This solution requires lots of preplanning; once you finish that first nine-minute piece of DV video and start on the second segment, it’ll be quite difficult to go back later and make changes.
As you complete each piece of your video, you can perform a simple cut edit to bump the pieces together as you go. The easiest way to do this is to select a portion of your video that fades to black silence. This is a handy place to pause the tape and start recording the next finished segment from the computer. Be careful, though. It’s an easy edit to make, but a mistake at this point can be catastrophic, requiring you to go back and edit your earlier segments again.
If your video project has no obvious fades to black to work with, choose a segment that’s silent for several seconds; this will avoid problems with matching audio, which may require a later audio dub edit in your VCR. When printing to tape using DV, you can often seamlessly send a series of files out to your camcorder.

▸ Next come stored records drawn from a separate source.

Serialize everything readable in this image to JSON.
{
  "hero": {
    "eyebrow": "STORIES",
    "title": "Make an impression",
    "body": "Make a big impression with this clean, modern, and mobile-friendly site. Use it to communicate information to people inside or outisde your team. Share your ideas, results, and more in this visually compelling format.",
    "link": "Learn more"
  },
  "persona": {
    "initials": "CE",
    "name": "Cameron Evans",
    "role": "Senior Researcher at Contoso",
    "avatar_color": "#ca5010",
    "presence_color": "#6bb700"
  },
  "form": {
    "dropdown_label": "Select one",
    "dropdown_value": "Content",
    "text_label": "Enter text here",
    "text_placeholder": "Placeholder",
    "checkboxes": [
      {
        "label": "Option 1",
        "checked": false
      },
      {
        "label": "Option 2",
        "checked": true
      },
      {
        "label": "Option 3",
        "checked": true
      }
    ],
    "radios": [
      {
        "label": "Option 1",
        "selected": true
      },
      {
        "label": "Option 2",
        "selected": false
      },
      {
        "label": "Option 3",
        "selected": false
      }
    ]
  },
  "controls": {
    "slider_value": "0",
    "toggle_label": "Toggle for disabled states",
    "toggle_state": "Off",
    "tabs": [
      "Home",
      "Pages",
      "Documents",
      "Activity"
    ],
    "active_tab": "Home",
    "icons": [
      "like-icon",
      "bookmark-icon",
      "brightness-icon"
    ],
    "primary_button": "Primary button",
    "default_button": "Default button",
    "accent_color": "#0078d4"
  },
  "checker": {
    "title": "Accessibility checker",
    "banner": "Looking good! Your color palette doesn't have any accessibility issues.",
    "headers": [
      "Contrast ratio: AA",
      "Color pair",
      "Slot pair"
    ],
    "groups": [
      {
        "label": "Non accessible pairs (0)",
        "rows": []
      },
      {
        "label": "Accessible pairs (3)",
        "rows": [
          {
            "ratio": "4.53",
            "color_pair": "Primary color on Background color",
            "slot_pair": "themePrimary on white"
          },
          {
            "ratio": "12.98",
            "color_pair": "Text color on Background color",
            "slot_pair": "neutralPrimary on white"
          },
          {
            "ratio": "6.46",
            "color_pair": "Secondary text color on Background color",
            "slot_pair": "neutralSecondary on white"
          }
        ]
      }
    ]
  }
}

3. Avoid Rendering. Perhaps the best solution is to avoid rendering altogether. A recent trend with real-time hardware systems and, to a lesser extent, software, is timeline playback. If your setup supports this (and not all do), you may never have to render again, which not only solves the 2GB dilemma, but it will also save you plenty of time and trouble.
File Size Limits – The Future is Bright
One of the most frustrating things about the world of home computers is that this year’s hot item is often next year’s garbage. What we all love and recommend today will likely be obsolete tomorrow. That said, it’s a safe bet that the current file systems will carry us far into the future. Who, indeed, will need to store single video files larger than 18 billion gigabytes?
Then again, it’s quite surprising to go back just 20 years and see what industry experts said about these issues back when home computers were in their infancy. The numbers tossed around, in terms of file sizes and hard disk capacities, pale in comparison with today’s realities.
Who can foresee what new data-hungry audio-visual technologies we’ll devise in the years to come? For the moment, however, we can be content with our existing DV and Digital8 technologies and make files as large as our hard drives and operating systems will allow.